On March 10, 1977, the Antique Power Club began proceeding for incorporation, with the help of Judge Joseph D. Martin of Brown County. On April 5, 1977, the Secretary of State, Ted W. Brown, signed the Articles of Incorporation. The club officially became The Antique Power Club of Clinton County, Inc., and received a tax identification number. The official purpose of the club is “the acquisition, restoration, showing and operation of antique machinery. To relive, for several exciting days of yesteryears progress. To acquire, exchange, and accomplish this said purpose”. It was noted, the proper apparel to be worn by club members during parades and shows were bib overalls, chambray shirts, and straw hats.
The January 1978 meeting of the Antique Power Club of Clinton County, Inc. and the Clinton County Historical Society was when it was decided that the annual show would be called the Clinton County Corn Festival. It was held Sept 23rd, 24th of that year. 1978 it was decided that it was time to have something for everyone: Flea Market, Antiques, more Concessions, Adult Games, and Demonstrations. The Ladies of the Antique Power Club would contact and invite desirable flea market exhibitors and the club would be responsible for exhibitor buttons and plaques. It was decided not to permit any “for sale” signs on any tractor, engine, or machinery. 1978 was the year the Christmas party was not held in someone’s home. It was held at the Buckeye Lodge.
1979 was the first year the Antique Power Club charged membership dues. They were $2.
In August 1980, the club members found and purchased the stone crusher to have and use at the Corn Festival.
On September 18, 1984, the Melvin Stone Co. loaned the big 200 HP Fairbanks Morse Engine to the Antique Power Club of Clinton County, Inc. for its use during the life of the Club. If disbandment occurs, the engine reverts to the Beam Family. The Beam Family moved the big engine to the Fair Grounds in August 1985. The building was constructed in the summer of 1986. The engine was run for the first time at the 1987 Corn Festival.
In November of 1990, the Luttrell family donated their Saw Mill to the Antique Power Club to be erected on the Fair Grounds for use and display for the Corn Festival. It took many years to prepare the site, construct the building, and set up the Saw Mill. The first log was sawed in 1999.
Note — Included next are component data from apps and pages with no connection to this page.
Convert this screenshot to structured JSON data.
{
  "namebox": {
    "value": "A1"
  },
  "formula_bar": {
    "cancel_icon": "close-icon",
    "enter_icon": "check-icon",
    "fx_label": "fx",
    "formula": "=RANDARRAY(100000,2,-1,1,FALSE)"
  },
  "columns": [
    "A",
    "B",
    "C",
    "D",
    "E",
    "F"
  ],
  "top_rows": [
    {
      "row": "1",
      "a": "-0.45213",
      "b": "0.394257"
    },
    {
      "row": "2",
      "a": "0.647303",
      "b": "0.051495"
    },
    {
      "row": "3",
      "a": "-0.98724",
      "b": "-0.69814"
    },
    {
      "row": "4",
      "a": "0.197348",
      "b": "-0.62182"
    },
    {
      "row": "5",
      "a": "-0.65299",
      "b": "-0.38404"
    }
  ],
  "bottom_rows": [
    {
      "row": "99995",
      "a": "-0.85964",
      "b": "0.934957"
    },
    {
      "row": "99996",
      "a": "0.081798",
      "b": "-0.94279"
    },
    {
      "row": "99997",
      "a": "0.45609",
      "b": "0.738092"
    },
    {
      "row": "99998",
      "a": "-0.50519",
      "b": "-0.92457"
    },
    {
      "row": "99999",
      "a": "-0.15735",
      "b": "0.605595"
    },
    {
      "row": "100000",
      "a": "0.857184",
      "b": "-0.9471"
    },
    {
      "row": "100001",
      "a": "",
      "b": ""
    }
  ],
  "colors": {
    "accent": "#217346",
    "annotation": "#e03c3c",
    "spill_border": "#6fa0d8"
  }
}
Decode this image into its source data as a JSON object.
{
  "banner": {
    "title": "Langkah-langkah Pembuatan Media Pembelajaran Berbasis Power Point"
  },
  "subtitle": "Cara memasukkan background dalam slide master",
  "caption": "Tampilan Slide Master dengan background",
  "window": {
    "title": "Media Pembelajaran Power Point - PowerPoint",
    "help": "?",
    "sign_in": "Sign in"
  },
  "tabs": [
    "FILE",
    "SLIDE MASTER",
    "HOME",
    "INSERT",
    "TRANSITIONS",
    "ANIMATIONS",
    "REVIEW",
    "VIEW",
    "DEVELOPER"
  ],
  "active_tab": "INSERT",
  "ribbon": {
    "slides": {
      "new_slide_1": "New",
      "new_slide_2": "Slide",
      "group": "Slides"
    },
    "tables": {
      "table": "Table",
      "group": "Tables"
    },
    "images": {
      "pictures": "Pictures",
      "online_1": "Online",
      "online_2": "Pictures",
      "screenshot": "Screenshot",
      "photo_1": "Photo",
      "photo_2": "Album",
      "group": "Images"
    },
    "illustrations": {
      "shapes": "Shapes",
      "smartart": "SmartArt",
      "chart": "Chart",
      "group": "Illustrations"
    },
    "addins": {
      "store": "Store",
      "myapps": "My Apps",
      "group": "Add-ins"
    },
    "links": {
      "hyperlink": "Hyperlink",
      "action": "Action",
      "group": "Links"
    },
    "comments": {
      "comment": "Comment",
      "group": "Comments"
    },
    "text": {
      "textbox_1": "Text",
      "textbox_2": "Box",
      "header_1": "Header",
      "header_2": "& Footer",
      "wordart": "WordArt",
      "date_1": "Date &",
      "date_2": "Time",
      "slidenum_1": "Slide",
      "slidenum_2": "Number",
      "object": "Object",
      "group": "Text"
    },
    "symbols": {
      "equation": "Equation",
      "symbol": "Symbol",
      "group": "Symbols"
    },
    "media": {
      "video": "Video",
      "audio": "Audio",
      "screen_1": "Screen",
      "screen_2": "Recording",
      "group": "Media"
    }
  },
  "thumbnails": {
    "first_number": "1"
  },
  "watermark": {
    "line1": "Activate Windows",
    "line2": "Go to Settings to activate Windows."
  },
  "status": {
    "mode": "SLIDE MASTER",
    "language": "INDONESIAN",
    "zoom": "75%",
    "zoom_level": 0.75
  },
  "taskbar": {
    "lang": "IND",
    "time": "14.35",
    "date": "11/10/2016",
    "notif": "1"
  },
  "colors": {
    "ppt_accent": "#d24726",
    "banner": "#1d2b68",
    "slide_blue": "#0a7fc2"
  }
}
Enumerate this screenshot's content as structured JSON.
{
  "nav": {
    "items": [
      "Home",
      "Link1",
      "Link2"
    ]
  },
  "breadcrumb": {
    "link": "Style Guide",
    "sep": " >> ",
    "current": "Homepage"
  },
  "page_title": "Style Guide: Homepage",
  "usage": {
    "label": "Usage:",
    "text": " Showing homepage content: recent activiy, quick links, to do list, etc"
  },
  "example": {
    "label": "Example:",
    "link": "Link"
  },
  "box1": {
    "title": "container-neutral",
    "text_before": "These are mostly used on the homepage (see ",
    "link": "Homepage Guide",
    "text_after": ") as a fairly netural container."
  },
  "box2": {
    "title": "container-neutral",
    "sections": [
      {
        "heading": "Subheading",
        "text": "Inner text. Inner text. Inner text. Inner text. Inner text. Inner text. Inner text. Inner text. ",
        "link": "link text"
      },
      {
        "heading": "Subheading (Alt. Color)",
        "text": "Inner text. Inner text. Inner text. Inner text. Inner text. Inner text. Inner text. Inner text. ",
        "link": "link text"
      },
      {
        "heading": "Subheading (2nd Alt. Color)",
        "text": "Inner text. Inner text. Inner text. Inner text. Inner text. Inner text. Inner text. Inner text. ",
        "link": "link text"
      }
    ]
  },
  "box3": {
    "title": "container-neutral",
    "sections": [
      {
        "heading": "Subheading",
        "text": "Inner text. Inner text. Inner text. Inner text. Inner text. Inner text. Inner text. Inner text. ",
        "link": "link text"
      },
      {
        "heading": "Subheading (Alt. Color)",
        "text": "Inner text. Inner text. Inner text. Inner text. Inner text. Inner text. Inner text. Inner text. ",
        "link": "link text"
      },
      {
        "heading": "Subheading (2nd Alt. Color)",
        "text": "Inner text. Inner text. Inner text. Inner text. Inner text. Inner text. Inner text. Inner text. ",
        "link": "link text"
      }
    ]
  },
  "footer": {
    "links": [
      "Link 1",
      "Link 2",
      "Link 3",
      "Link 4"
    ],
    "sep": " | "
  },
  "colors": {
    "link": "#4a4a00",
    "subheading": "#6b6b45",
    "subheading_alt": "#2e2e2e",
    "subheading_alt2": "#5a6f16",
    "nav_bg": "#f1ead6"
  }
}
This is a parcel of the history of what is known as the Antique Power Club of Clinton County, Inc.
Vintage photos courtesy of the Clinton County History Center - Thank you!!